New York in New York County, New York — The American Northeast (Mid-Atlantic)
Golden Swan Garden
As a member of the theater troupe the Provincetown Players, O’Neill was often at their playhouse on MacDougal Street and frequently dropped in to drink at the Golden Swan. In a 1919 letter to his first wife Agnes, O’Neill recounts a trip to the Hell Hole in the midst of the Prohibition era, where he says there was no whiskey at the time but sherry was still relatively cheap at 20 cents a drink. On hearing that a song by Lefty Louie, a Hell Hole bartender, would soon be performed on Broadway,
O’Neill was one of the many writers, artists, intellectuals and activists who were attracted to Greenwich Village, its cheap rent, and quaint brownstones in the early 1900s. It was here - nurtured in its sundry cafes, taverns, and restaurants – that a unique, revolutionary spirit of creative energy and freedom of thought blossomed and shaped the Village’s bohemian character. The Village’s first tearoom, called the Mad Hatter, once stood directly to the east of this garden at 150 West Fourth Street. The site

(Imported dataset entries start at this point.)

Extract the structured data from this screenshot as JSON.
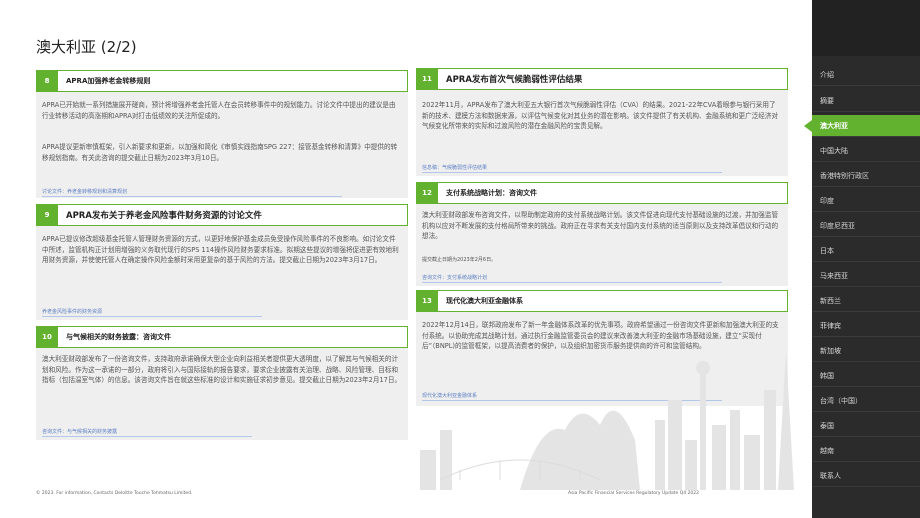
{
  "page_title": "澳大利亚 (2/2)",
  "sidebar": {
    "items": [
      {
        "label": "介绍"
      },
      {
        "label": "摘要"
      },
      {
        "label": "澳大利亚",
        "active": true
      },
      {
        "label": "中国大陆"
      },
      {
        "label": "香港特别行政区"
      },
      {
        "label": "印度"
      },
      {
        "label": "印度尼西亚"
      },
      {
        "label": "日本"
      },
      {
        "label": "马来西亚"
      },
      {
        "label": "新西兰"
      },
      {
        "label": "菲律宾"
      },
      {
        "label": "新加坡"
      },
      {
        "label": "韩国"
      },
      {
        "label": "台湾（中国）"
      },
      {
        "label": "泰国"
      },
      {
        "label": "越南"
      },
      {
        "label": "联系人"
      }
    ]
  },
  "cards": {
    "c8": {
      "number": "8",
      "title": "APRA加强养老金转移规则",
      "p1": "APRA已开始就一系列措施展开磋商，预计将增强养老金托管人在会员转移事件中的规划能力。讨论文件中提出的建议是由行业转移活动的高涨期和APRA对打击低绩效的关注所促成的。",
      "p2": "APRA提议更新审慎框架，引入新要求和更新，以加强和简化《审慎实践指南SPG 227：接管基金转移和清算》中提供的转移规划指南。有关此咨询的提交截止日期为2023年3月10日。",
      "link": "讨论文件：养老金转移规划和清算规划"
    },
    "c9": {
      "number": "9",
      "title": "APRA发布关于养老金风险事件财务资源的讨论文件",
      "p1": "APRA已提议修改超级基金托管人管理财务资源的方式，以更好地保护基金成员免受操作风险事件的不良影响。如讨论文件中所述，监管机构正计划用增强的义务取代现行的SPS 114操作风险财务要求标准。拟期这些提议的增强将促进更有效地利用财务资源，并使使托管人在确定操作风险金额时采用更复杂的基于风险的方法。提交截止日期为2023年3月17日。",
      "link": "养老金风险事件的财务资源"
    },
    "c10": {
      "number": "10",
      "title": "与气候相关的财务披露：咨询文件",
      "p1": "澳大利亚财政部发布了一份咨询文件，支持政府承诺确保大型企业向利益相关者提供更大透明度，以了解其与气候相关的计划和风险。作为这一承诺的一部分，政府将引入与国际接轨的报告要求，要求企业披露有关治理、战略、风险管理、目标和指标（包括温室气体）的信息。该咨询文件旨在就这些标准的设计和实施征求初步意见。提交截止日期为2023年2月17日。",
      "link": "咨询文件：与气候相关的财务披露"
    },
    "c11": {
      "number": "11",
      "title": "APRA发布首次气候脆弱性评估结果",
      "p1": "2022年11月，APRA发布了澳大利亚五大银行首次气候脆弱性评估（CVA）的结果。2021-22年CVA着眼参与银行采用了新的技术、建模方法和数据来源，以评估气候变化对其业务的潜在影响。该文件提供了有关机构、金融系统和更广泛经济对气候变化所带来的实际和过渡风险的潜在金融风险的宝贵见解。",
      "link": "信息稿：气候脆弱性评估结果"
    },
    "c12": {
      "number": "12",
      "title": "支付系统战略计划：咨询文件",
      "p1": "澳大利亚财政部发布咨询文件，以帮助制定政府的支付系统战略计划。该文件促进向现代支付基础设施的过渡，并加强监管机构以应对不断发展的支付格局所带来的挑战。政府正在寻求有关支付国内支付系统的适当原则以及支持改革倡议和行动的想法。",
      "p2": "提交截止日期为2023年2月6日。",
      "link": "咨询文件：支付系统战略计划"
    },
    "c13": {
      "number": "13",
      "title": "现代化澳大利亚金融体系",
      "p1": "2022年12月14日，联邦政府发布了新一年金融体系改革的优先事项。政府希望通过一份咨询文件更新和加强澳大利亚的支付系统。以协助完成其战略计划，通过执行金融监管委员会的建议来改善澳大利亚的金融市场基础设施，建立“买现付后”（BNPL)的监管框架，以提高消费者的保护，以及组织加密货币服务提供商的许可和监管结构。",
      "link": "现代化澳大利亚金融体系"
    }
  },
  "footer": {
    "left": "© 2023. For information, Contacts Deloitte Touche Tohmatsu Limited.",
    "right": "Asia Pacific Financial Services Regulatory Update Q4 2022"
  },
  "colors": {
    "accent": "#62b22f",
    "sidebar": "#2b2b2b",
    "card": "#efefef"
  }
}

During a clandestine midnight picnic at the top of the Washington Arch in nearby Washington Square Park on January 23, 1917, Sloan and a group of actors and artists including Marcel Duchamp went so far as to declare Greenwich Village its own independent nation. The scene depicted in Sloan’s Arch Conspirators (1917) in one of his many works that give a glimpse of city life during his time. In 1917, Sloan also made an etching of the interior of the Hell Hole, in which Eugene O’Neil is portrayed sitting at a table in the upper-right hand corner. His painting The City from Greenwich Village , included a view of this corner, looking downtown towards the Financial District, with the Sixth Avenue elevated train crossing the street.
In 1928, the Golden
In 1999, Mayor Giuliani contributed $80,000 for a Requirements Contract to begin to turn this formerly bedraggled open patch of asphalt and concrete into a garden. Council Member Christine Quinn allocated $158,000 in additional capital funding to complete the renovation of the garden, including the installation of new granite curbs, an ornamental steel fence, a toolshed and a jardinière urn. Completed in winter of 2000, the garden also features bluestone and asphalt block paths, and a number of trees such as the Japanese Dogwood (Cornus kousa), Flowering dogwood (Coirnua florida), Serbian spruce (Picea omorika), Japanese maple (Acer japonica), Dawn redwood (Metasequora glyptostroboides), and Saucer magnolia (Magnolia x soulangiana).
City of New York Parts and Recreation
Michael R. Bloomberg, Mayor
Adrian Benepe, Commissioner June 2001
Erected 2001 by City of New York Parts and Recreation.
Topics. This historical marker is listed in these topic lists: Arts, Letters, Music • Parks & Recreational Areas.
Location. 40° 43.895′ N, 74° 0.047′ W. Marker is in New York, New York, in New York County. Marker is on West 4th Street near Sixth Avenue, on the right when traveling east. Touch for map. Marker is in this post office area: New York NY 10012, United States of America. Touch for directions.
Other nearby markers. At least 8 other markers are within walking distance of this marker. West 4th Street Courts (within shouting distance of this marker); Willa Cather and Richard Wright (within shouting distance of this marker); 80 Washington Place (about 300 feet away, measured in a direct line); Minetta Playground (about 300 feet away); St. Joseph’s Church (about 400 feet away); Mascha Kaleko (about 500 feet away); Minetta Green (about 500 feet away); Edwin Arlington Robinson (about 500 feet away). Touch for a list and map of all markers in New York.
Also see . . . Notorious Village dive bar, the Golden Swan. Ephemeral New York entry (Submitted on November 7, 2020, by Larry Gertner of New York, New York.)
Credits. This page was last revised on January 22, 2021. It was originally submitted on August 25, 2019, by Larry Gertner of New York, New York. This page has been viewed 82 times since then and 3 times this year. Photos: 1, 2, 3, 4. submitted on August 25, 2019, by Larry Gertner of New York, New York. • Andrew Ruppenstein was the editor who published this page.